"The tsunami crisis is an opportunity for abandoned animals to be taken care of," said Roger Lohanan, head of Thai Animal Guardians Association helping stray pets get treatment and new homes.

A U.S. C-130 military cargo plane even flew 120 cats and dogs to Bangkok to find new homes. They had been rescued from Phi Phi Island, where the backpacker movie ‘The Beach’ was filmed.

Another 64 starving ‘tsunami dogs’ were rounded up around a makeshift morgue at a Buddhist temple in nearby province of Phang Nga, where some had been nibbling corpses, officials said.

In Phuket, the city's animal shelter, called ‘Mid-Road Dog's House’, Thai slang for strays, has more than 400 abandoned dogs.

The tsunami devastation brought the Guardians Association a rush of contributions from animal lovers.

As reported previously by OUR DOGS the London-based World Society for the Protection of Animals (WSPA) promised 2 million baht ($50,000), Lohanan said.

But stray dogs are a problem all over Thailand and Lohanan said donations his organisation received would be spent on abandoned animals in other parts of the country if the projects were approved by the donor.

"Many Thais buy dogs as a fad. When the film ‘101 Dalmatians’ was showing, it was a Dalmatian fever and a few months later many of them were left on streets”

Bangkok alone is estimated to have at least 120,000 strays on it streets.

In areas of Phuket where they pack together, animal activists say, aggressive stray dogs have attacked people, bringing fears of rabies, especially during the very hot March-May period.
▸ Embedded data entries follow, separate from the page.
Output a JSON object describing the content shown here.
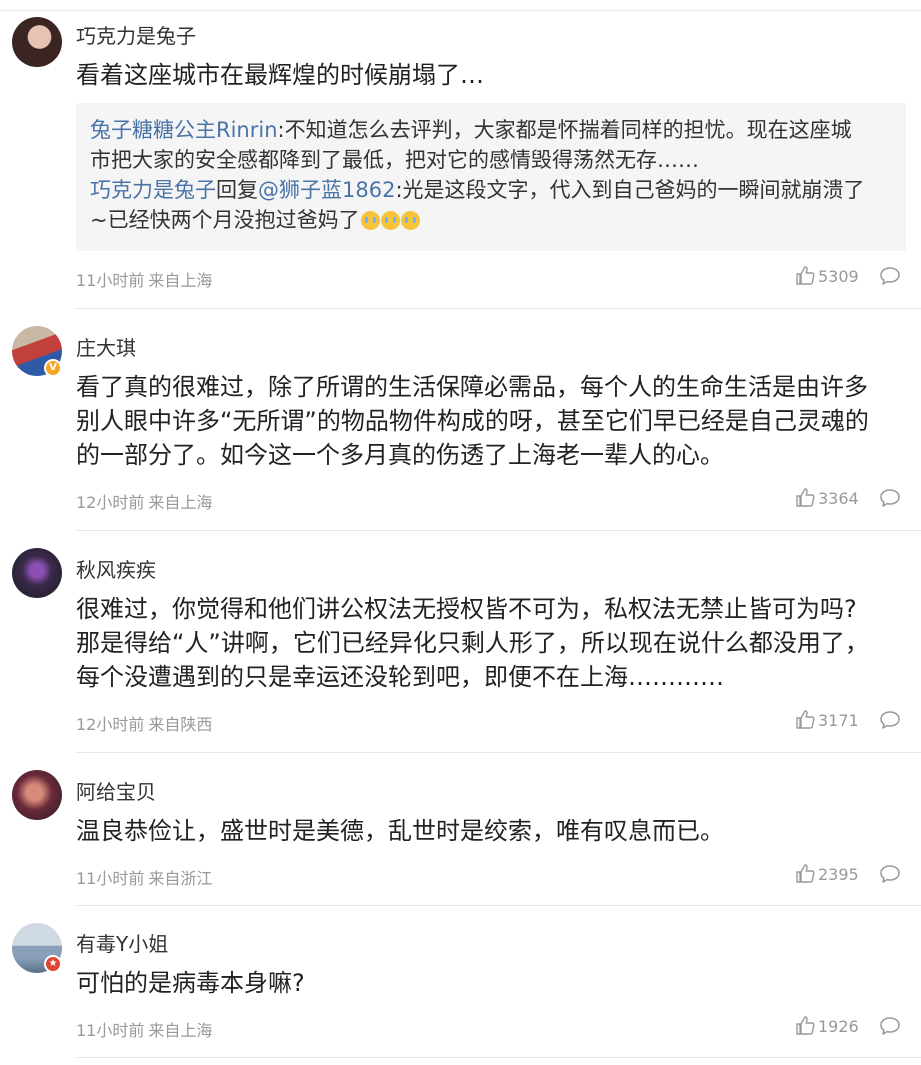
{
  "comments": [
    {
      "username": "巧克力是兔子",
      "text": [
        "看着这座城市在最辉煌的时候崩塌了…"
      ],
      "quote": {
        "line1_mention": "兔子糖糖公主Rinrin",
        "line1_text": ":不知道怎么去评判，大家都是怀揣着同样的担忧。现在这座城",
        "line2_text": "市把大家的安全感都降到了最低，把对它的感情毁得荡然无存……",
        "line3_mention1": "巧克力是兔子",
        "line3_reply": "回复",
        "line3_mention2": "@狮子蓝1862",
        "line3_text": ":光是这段文字，代入到自己爸妈的一瞬间就崩溃了",
        "line4_text": "~已经快两个月没抱过爸妈了",
        "emoji": "crying-emoji"
      },
      "time": "11小时前",
      "location": "来自上海",
      "likes": "5309"
    },
    {
      "username": "庄大琪",
      "verified": true,
      "text": [
        "看了真的很难过，除了所谓的生活保障必需品，每个人的生命生活是由许多",
        "别人眼中许多“无所谓”的物品物件构成的呀，甚至它们早已经是自己灵魂的",
        "的一部分了。如今这一个多月真的伤透了上海老一辈人的心。"
      ],
      "time": "12小时前",
      "location": "来自上海",
      "likes": "3364"
    },
    {
      "username": "秋风疾疾",
      "text": [
        "很难过，你觉得和他们讲公权法无授权皆不可为，私权法无禁止皆可为吗?",
        "那是得给“人”讲啊，它们已经异化只剩人形了，所以现在说什么都没用了，",
        "每个没遭遇到的只是幸运还没轮到吧，即便不在上海…………"
      ],
      "time": "12小时前",
      "location": "来自陕西",
      "likes": "3171"
    },
    {
      "username": "阿给宝贝",
      "text": [
        "温良恭俭让，盛世时是美德，乱世时是绞索，唯有叹息而已。"
      ],
      "time": "11小时前",
      "location": "来自浙江",
      "likes": "2395"
    },
    {
      "username": "有毒Y小姐",
      "badge": true,
      "text": [
        "可怕的是病毒本身嘛?"
      ],
      "time": "11小时前",
      "location": "来自上海",
      "likes": "1926"
    }
  ],
  "colors": {
    "link": "#4a74a8",
    "meta": "#999999",
    "quote_bg": "#f5f5f5",
    "verified": "#f5a623",
    "badge": "#e0452f"
  },
  "icons": {
    "like": "thumbs-up-icon",
    "reply": "comment-bubble-icon"
  }
}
"Before the shelter existed in Phuket, strays were taken from the streets and either poisoned or slaughtered,' said Phuket chief veterinarian Sunart Wongchavalit, who started the 1.6 acre (0.6 hectare) dog shelter last year.

However, whenever city officials poison or slaughter some of the island's 2,000 to 3,000 strays, controversy erupts, as killing is a sin to Thailand's Buddhist majority.

So Phuket authorities plan a law obliging owners to register and insert identification microchips in their dogs, Sunart said. Owners would be fined if their pets were found abandoned.